> [Supplied records]
-=-=-

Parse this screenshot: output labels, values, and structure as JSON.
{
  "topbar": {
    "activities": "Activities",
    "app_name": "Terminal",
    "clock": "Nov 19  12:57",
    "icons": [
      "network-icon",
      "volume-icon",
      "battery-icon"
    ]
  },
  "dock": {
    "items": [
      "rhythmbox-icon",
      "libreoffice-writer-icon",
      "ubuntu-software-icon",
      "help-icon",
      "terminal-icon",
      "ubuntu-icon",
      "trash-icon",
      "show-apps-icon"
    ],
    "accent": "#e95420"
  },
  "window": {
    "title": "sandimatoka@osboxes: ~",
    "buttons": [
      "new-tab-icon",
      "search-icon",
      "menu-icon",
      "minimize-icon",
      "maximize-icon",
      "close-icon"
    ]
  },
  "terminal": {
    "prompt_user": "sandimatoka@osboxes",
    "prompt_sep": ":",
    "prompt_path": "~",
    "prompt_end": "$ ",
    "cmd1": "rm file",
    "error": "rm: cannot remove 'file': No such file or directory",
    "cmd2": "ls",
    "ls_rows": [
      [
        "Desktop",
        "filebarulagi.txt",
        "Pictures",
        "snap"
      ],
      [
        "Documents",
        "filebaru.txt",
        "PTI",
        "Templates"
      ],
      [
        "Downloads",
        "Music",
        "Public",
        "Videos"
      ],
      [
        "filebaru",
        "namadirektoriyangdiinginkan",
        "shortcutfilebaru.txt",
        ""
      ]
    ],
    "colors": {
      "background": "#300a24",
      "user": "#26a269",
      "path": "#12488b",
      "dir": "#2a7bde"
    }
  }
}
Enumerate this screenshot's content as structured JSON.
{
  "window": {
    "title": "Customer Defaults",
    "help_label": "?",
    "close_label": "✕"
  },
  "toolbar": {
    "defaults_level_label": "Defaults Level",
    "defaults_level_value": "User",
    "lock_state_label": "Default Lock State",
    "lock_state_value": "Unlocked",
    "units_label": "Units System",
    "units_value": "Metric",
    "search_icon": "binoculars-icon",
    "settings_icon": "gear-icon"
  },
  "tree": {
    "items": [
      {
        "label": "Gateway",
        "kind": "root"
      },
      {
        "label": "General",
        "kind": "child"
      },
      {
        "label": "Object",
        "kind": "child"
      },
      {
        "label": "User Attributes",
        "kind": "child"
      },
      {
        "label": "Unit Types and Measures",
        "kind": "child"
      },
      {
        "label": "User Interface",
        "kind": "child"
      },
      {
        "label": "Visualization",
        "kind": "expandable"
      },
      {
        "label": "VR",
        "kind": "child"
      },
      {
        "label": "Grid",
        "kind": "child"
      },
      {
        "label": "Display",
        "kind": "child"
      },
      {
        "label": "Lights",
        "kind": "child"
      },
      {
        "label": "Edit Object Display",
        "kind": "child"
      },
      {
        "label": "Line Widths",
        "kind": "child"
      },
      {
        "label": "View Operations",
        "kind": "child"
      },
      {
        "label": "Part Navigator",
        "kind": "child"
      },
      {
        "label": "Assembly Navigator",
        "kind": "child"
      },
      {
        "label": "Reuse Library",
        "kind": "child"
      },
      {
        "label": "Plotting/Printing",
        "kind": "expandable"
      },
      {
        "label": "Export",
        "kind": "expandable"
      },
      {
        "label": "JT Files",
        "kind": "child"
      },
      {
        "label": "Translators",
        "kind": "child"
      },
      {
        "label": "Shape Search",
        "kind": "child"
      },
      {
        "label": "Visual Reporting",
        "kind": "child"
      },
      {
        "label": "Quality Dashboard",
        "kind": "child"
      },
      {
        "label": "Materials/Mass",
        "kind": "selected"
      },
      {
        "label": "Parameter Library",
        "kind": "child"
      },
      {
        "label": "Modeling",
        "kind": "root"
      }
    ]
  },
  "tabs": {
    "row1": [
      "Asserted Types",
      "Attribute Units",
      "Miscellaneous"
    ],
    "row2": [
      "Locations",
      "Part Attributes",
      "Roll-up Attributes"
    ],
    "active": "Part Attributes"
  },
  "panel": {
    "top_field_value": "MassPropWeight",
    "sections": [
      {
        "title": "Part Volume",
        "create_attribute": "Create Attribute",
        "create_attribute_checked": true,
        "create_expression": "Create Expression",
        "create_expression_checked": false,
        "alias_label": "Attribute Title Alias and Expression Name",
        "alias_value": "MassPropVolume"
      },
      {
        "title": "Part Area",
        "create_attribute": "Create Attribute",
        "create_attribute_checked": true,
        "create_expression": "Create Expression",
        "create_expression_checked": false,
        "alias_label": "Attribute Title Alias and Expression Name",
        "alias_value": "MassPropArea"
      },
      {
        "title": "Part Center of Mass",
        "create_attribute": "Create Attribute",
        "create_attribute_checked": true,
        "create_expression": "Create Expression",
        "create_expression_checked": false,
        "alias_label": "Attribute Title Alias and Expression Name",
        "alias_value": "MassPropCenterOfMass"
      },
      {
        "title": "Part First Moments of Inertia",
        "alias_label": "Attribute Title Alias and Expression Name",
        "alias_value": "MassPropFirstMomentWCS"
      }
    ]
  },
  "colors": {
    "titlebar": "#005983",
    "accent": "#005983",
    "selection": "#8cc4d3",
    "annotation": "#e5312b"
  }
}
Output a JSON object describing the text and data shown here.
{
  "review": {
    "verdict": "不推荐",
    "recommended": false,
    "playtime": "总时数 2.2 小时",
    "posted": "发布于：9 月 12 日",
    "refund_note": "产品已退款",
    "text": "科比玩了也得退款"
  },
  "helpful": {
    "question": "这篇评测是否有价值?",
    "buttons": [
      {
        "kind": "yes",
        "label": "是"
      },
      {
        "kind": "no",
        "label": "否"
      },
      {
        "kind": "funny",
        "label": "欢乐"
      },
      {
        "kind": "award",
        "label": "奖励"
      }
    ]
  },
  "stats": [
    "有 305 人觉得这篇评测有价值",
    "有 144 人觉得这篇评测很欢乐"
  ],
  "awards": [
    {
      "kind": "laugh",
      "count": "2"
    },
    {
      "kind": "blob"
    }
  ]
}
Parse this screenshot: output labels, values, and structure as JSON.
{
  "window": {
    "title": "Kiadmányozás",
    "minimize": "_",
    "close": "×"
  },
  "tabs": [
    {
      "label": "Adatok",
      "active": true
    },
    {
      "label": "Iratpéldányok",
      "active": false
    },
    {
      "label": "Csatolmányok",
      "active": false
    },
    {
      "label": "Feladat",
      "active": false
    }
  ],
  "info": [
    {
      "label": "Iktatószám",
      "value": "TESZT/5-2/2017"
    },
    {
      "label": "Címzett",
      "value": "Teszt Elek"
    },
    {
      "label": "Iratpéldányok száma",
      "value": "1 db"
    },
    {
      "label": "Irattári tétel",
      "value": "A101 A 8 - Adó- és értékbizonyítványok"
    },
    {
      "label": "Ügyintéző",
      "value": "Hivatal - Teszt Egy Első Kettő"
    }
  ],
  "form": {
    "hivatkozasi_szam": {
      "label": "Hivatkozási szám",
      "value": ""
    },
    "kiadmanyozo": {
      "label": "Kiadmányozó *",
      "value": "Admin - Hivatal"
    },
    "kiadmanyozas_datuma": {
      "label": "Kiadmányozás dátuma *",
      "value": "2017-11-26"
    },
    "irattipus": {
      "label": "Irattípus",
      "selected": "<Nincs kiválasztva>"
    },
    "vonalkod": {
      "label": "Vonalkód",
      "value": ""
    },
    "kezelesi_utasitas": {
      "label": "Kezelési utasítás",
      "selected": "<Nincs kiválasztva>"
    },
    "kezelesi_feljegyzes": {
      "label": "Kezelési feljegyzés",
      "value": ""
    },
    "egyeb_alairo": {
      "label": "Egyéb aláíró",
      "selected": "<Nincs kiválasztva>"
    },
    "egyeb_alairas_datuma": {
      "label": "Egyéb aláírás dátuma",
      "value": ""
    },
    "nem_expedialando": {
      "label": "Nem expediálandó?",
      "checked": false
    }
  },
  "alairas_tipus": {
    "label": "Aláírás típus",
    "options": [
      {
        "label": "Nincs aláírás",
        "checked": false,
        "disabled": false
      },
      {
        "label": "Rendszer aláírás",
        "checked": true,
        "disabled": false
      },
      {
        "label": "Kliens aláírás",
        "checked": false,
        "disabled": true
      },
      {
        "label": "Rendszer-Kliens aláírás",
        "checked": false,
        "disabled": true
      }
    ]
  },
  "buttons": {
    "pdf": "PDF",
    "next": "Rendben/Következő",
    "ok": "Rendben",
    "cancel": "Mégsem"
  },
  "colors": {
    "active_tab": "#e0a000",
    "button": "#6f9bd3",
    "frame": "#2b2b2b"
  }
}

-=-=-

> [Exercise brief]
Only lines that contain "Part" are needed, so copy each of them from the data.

> [Solution for this exercise]
        "label": "Part Navigator",
      "Part Attributes",
    "active": "Part Attributes"
        "title": "Part Volume",
        "title": "Part Area",
        "title": "Part Center of Mass",
        "title": "Part First Moments of Inertia",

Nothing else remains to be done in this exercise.